● **ACTION ITEM**: Lines below containing the word "text" should be copied out.
++++++
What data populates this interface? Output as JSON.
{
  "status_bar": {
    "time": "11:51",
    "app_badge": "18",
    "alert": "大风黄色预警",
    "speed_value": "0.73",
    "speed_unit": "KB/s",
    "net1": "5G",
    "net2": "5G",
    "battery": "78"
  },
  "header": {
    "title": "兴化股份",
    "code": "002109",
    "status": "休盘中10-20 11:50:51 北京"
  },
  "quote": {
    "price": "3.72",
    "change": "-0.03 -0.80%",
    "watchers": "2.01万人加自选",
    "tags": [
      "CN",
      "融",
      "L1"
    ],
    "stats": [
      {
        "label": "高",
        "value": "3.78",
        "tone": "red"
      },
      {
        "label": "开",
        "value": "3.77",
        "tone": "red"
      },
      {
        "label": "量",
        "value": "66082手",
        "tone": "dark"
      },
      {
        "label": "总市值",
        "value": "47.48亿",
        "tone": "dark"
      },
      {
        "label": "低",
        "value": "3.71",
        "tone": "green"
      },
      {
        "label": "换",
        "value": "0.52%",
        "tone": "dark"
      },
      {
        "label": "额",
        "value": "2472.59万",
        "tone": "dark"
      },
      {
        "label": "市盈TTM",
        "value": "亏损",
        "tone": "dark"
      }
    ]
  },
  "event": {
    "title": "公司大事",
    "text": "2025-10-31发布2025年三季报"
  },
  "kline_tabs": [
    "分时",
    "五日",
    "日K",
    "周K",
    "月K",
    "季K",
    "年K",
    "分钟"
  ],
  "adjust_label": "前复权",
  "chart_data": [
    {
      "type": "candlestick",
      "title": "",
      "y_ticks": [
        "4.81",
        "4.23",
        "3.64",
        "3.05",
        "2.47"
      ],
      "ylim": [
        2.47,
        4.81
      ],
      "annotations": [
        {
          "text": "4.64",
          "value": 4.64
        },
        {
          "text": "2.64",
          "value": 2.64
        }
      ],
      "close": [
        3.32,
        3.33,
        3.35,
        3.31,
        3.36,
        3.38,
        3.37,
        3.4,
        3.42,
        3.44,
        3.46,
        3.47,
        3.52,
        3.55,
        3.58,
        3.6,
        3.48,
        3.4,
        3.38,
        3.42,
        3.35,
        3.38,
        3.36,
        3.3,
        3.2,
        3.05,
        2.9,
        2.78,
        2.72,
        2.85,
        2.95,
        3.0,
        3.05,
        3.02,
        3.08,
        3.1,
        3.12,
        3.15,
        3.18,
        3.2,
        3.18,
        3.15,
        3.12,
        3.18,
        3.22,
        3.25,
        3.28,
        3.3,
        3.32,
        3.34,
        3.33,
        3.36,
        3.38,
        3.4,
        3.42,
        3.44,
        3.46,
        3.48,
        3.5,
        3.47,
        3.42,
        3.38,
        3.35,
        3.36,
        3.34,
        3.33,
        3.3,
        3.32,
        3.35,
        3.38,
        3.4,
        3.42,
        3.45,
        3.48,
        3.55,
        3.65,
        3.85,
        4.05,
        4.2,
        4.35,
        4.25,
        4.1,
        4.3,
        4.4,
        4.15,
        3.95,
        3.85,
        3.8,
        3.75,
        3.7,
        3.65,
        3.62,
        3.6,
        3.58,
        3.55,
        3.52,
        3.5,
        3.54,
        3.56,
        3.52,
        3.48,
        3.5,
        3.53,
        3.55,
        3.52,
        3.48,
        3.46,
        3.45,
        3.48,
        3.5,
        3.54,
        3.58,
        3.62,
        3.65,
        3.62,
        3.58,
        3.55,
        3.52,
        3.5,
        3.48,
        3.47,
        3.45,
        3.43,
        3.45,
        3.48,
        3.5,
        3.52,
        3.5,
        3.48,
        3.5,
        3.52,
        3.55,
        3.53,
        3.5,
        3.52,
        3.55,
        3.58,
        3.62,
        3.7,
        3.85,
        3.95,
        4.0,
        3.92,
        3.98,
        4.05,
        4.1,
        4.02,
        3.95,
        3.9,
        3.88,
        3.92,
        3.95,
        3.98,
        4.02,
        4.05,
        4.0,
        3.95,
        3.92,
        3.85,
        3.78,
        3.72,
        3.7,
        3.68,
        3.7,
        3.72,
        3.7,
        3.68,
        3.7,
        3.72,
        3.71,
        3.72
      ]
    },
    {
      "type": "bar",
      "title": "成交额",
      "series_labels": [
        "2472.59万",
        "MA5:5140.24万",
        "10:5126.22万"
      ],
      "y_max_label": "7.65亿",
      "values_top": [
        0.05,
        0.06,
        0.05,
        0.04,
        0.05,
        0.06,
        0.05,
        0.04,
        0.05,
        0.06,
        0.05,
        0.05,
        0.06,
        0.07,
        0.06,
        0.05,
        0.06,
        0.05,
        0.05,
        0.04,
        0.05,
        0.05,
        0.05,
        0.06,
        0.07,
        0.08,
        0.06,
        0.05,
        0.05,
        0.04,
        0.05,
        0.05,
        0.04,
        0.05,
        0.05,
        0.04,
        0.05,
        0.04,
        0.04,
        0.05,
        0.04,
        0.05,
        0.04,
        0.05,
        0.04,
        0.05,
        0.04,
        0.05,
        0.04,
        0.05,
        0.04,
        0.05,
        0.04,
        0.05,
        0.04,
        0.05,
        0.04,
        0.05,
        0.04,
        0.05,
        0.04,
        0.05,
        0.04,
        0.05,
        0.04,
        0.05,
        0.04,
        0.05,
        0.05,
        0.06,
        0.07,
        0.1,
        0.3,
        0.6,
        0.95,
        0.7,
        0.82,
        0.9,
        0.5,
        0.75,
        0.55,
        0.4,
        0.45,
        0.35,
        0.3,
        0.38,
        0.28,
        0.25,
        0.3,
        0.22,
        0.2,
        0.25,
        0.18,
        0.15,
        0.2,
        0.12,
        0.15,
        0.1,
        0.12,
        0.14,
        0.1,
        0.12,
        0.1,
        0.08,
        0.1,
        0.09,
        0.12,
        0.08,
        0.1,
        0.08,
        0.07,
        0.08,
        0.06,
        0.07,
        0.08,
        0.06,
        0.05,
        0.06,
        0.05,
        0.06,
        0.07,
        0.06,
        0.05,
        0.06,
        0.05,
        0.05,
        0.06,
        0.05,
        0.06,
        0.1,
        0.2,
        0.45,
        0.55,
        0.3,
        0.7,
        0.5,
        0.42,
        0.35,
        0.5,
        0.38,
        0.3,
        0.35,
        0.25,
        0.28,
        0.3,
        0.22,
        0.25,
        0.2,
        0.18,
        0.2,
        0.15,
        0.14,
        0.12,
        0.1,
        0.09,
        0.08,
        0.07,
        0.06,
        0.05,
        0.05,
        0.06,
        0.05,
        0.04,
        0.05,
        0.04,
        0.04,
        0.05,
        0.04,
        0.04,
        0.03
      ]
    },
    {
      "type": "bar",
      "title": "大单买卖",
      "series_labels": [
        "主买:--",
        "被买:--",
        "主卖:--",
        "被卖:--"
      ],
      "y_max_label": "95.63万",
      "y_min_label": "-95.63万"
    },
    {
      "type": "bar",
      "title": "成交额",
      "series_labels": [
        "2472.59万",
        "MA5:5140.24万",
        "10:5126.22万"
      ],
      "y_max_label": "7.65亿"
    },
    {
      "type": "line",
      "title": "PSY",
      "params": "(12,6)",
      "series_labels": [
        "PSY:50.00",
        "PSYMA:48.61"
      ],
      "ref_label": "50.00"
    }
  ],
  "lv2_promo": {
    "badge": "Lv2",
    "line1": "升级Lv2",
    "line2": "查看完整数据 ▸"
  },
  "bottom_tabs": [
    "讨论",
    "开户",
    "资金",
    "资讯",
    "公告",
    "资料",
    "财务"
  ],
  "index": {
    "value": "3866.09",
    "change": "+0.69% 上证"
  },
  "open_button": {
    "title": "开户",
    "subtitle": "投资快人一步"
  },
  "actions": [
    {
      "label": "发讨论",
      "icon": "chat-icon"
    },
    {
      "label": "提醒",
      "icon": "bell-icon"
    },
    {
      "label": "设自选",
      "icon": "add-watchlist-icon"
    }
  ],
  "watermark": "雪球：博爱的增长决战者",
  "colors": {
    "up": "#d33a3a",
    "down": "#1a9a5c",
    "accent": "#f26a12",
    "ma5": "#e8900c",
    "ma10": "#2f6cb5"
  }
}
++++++
● **THE COMPLETED TASK**:
    "text": "2025-10-31发布2025年三季报"
          "text": "4.64",
          "text": "2.64",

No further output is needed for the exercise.